**Your instructions**
Present an exact copy of each line below.

Entries from a dataset of interfaces:
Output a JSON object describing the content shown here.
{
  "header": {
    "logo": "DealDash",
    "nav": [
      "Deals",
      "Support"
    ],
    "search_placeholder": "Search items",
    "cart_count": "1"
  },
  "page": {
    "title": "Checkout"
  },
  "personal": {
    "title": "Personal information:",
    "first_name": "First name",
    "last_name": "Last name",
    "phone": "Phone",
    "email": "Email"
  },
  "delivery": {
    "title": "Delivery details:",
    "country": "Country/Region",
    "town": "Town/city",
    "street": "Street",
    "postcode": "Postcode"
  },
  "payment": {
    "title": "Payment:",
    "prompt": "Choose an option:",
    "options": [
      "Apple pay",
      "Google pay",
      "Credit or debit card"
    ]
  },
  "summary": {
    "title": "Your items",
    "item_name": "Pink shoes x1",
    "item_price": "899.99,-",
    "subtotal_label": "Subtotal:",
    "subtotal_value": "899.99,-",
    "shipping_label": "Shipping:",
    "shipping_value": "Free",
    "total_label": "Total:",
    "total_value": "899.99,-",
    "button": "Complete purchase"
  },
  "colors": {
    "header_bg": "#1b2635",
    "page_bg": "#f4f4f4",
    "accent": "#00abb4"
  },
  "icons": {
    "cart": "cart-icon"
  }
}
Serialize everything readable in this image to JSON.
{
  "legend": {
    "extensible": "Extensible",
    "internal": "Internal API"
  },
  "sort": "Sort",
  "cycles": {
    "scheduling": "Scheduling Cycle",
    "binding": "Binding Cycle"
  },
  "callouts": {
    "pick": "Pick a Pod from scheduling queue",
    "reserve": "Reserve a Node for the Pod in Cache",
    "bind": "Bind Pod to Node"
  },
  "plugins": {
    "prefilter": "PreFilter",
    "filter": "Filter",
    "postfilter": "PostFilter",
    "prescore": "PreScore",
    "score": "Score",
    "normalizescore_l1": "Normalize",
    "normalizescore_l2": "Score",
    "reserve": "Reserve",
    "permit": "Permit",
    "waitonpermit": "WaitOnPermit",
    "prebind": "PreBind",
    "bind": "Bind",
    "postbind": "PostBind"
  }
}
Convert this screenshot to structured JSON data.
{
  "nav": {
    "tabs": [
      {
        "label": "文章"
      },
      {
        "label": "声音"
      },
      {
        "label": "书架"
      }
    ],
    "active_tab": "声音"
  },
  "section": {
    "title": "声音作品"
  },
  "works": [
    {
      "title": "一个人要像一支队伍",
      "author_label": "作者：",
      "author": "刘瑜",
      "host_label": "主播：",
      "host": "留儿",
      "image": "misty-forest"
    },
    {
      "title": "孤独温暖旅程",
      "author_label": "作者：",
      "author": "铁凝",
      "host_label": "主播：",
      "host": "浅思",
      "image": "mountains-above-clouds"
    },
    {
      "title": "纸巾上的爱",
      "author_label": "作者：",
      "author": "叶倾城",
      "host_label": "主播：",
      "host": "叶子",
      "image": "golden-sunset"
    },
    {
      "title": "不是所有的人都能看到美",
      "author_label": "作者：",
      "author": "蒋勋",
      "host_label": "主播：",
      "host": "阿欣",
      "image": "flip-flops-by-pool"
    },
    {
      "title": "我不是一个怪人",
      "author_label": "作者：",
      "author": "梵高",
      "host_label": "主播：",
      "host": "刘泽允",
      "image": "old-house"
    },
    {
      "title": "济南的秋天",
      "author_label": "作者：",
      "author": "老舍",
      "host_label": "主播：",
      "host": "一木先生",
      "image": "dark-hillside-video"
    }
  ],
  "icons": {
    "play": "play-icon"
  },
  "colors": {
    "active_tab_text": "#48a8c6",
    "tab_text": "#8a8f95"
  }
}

**Output of the exercise**
Output a JSON object describing the content shown here.
{
  "header": {
    "logo": "DealDash",
    "nav": [
      "Deals",
      "Support"
    ],
    "search_placeholder": "Search items",
    "cart_count": "1"
  },
  "page": {
    "title": "Checkout"
  },
  "personal": {
    "title": "Personal information:",
    "first_name": "First name",
    "last_name": "Last name",
    "phone": "Phone",
    "email": "Email"
  },
  "delivery": {
    "title": "Delivery details:",
    "country": "Country/Region",
    "town": "Town/city",
    "street": "Street",
    "postcode": "Postcode"
  },
  "payment": {
    "title": "Payment:",
    "prompt": "Choose an option:",
    "options": [
      "Apple pay",
      "Google pay",
      "Credit or debit card"
    ]
  },
  "summary": {
    "title": "Your items",
    "item_name": "Pink shoes x1",
    "item_price": "899.99,-",
    "subtotal_label": "Subtotal:",
    "subtotal_value": "899.99,-",
    "shipping_label": "Shipping:",
    "shipping_value": "Free",
    "total_label": "Total:",
    "total_value": "899.99,-",
    "button": "Complete purchase"
  },
  "colors": {
    "header_bg": "#1b2635",
    "page_bg": "#f4f4f4",
    "accent": "#00abb4"
  },
  "icons": {
    "cart": "cart-icon"
  }
}
Serialize everything readable in this image to JSON.
{
  "legend": {
    "extensible": "Extensible",
    "internal": "Internal API"
  },
  "sort": "Sort",
  "cycles": {
    "scheduling": "Scheduling Cycle",
    "binding": "Binding Cycle"
  },
  "callouts": {
    "pick": "Pick a Pod from scheduling queue",
    "reserve": "Reserve a Node for the Pod in Cache",
    "bind": "Bind Pod to Node"
  },
  "plugins": {
    "prefilter": "PreFilter",
    "filter": "Filter",
    "postfilter": "PostFilter",
    "prescore": "PreScore",
    "score": "Score",
    "normalizescore_l1": "Normalize",
    "normalizescore_l2": "Score",
    "reserve": "Reserve",
    "permit": "Permit",
    "waitonpermit": "WaitOnPermit",
    "prebind": "PreBind",
    "bind": "Bind",
    "postbind": "PostBind"
  }
}
Convert this screenshot to structured JSON data.
{
  "nav": {
    "tabs": [
      {
        "label": "文章"
      },
      {
        "label": "声音"
      },
      {
        "label": "书架"
      }
    ],
    "active_tab": "声音"
  },
  "section": {
    "title": "声音作品"
  },
  "works": [
    {
      "title": "一个人要像一支队伍",
      "author_label": "作者：",
      "author": "刘瑜",
      "host_label": "主播：",
      "host": "留儿",
      "image": "misty-forest"
    },
    {
      "title": "孤独温暖旅程",
      "author_label": "作者：",
      "author": "铁凝",
      "host_label": "主播：",
      "host": "浅思",
      "image": "mountains-above-clouds"
    },
    {
      "title": "纸巾上的爱",
      "author_label": "作者：",
      "author": "叶倾城",
      "host_label": "主播：",
      "host": "叶子",
      "image": "golden-sunset"
    },
    {
      "title": "不是所有的人都能看到美",
      "author_label": "作者：",
      "author": "蒋勋",
      "host_label": "主播：",
      "host": "阿欣",
      "image": "flip-flops-by-pool"
    },
    {
      "title": "我不是一个怪人",
      "author_label": "作者：",
      "author": "梵高",
      "host_label": "主播：",
      "host": "刘泽允",
      "image": "old-house"
    },
    {
      "title": "济南的秋天",
      "author_label": "作者：",
      "author": "老舍",
      "host_label": "主播：",
      "host": "一木先生",
      "image": "dark-hillside-video"
    }
  ],
  "icons": {
    "play": "play-icon"
  },
  "colors": {
    "active_tab_text": "#48a8c6",
    "tab_text": "#8a8f95"
  }
}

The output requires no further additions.